Our own sadness wasn’t reserved just for the “President” and the country. It was for the man as well, for the handsome young man who’d fought in the war beside our fathers and uncles, the hero of P.T. 109, the author of the Pulitzer Prize-winning Profiles in Courage, and the dad whose life was cut short. We were sad for his now fatherless children. We felt for Jacqueline Kennedy too and admired her grace and courage. We wondered what it would mean to have the large, crude and boisterous Lyndon B. Johnson as President.

Those of us who rode the rails home that Friday were taken to task the next week by the nuns for our behavior on the train. Other passengers had registered complaints with the school about our “disrespect.” The nuns didn’t realize we hadn’t known about the murder. None of the other passengers bothered to tell us. I remember standing with our heads bowed while we were lectured. We took our punishment without defense or complaint. Something bigger than this moment of being misunderstood and falsely accused had happened. To this day, my mind can play back the news reports and see the newspaper articles, but I cannot remember what punishment was meted out for our perceived lapse in decorum.

I think after Kennedy’s assassination, we girls began to watch and analyze news and politics more closely than we had before. Among other things the evolution of Robert Kennedy, women’s rights and the growing support for the Civil Rights Movement, the horror of the Viet Nam War, and the murders of Martin Luther King, Jr. and Robert Kennedy in 1968, dramatically marked the place and the era as one of growth and grief, triumph and tragedy.

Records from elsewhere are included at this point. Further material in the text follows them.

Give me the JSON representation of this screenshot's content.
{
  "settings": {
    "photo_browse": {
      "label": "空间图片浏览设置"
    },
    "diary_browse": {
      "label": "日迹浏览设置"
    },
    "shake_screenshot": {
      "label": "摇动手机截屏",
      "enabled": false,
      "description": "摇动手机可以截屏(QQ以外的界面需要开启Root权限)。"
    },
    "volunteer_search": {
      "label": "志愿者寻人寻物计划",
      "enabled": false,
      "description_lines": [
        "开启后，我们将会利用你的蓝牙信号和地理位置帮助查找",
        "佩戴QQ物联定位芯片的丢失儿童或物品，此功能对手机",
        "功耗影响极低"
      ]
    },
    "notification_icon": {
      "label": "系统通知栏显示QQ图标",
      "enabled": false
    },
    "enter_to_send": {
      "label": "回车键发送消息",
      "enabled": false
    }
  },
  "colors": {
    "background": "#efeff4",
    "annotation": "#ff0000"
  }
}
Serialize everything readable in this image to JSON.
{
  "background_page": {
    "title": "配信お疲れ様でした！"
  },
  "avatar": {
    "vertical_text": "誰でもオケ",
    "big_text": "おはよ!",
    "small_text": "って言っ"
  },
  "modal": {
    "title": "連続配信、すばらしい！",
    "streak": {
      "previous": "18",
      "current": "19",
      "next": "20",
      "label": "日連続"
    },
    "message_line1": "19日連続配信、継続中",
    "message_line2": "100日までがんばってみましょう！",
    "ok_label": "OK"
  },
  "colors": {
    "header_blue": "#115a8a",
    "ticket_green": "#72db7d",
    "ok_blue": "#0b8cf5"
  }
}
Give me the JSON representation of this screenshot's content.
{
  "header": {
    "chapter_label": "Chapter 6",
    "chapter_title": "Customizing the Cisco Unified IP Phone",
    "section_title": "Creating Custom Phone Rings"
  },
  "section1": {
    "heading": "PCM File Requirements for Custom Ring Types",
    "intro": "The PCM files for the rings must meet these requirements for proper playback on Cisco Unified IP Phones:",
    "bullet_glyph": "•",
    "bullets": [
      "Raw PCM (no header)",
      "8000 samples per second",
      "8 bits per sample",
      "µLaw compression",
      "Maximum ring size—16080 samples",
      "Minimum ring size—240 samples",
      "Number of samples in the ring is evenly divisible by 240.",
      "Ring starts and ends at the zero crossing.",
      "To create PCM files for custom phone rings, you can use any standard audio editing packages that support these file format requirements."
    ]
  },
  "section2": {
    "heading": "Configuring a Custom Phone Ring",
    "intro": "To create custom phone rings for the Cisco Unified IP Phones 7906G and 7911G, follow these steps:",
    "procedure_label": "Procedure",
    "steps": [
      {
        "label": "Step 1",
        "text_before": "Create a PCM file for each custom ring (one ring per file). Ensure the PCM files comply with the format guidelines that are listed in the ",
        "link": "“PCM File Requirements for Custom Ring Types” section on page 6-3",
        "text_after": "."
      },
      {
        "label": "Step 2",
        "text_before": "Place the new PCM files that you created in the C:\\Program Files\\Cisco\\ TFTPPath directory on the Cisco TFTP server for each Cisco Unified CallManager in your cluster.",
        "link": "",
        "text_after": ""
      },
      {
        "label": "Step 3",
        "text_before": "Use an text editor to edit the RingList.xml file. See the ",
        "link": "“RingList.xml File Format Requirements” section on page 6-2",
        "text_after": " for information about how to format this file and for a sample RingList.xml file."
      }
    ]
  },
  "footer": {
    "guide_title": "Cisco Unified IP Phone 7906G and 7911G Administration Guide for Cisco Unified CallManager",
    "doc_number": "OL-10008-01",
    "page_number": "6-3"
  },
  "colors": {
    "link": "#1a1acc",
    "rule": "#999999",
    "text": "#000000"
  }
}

© 2013, essay, Jamie Dedes, All rights reserved, licensing for online publications is nonnegotiable and requires permission, attribution, link to this site, my copyright, no modification, noncommercial only and does not imply permission to include the work in the site’s printed collections or anthologies.
Photo credit ~ the Executive Office of the President of the United States and as such in the U.S. public domain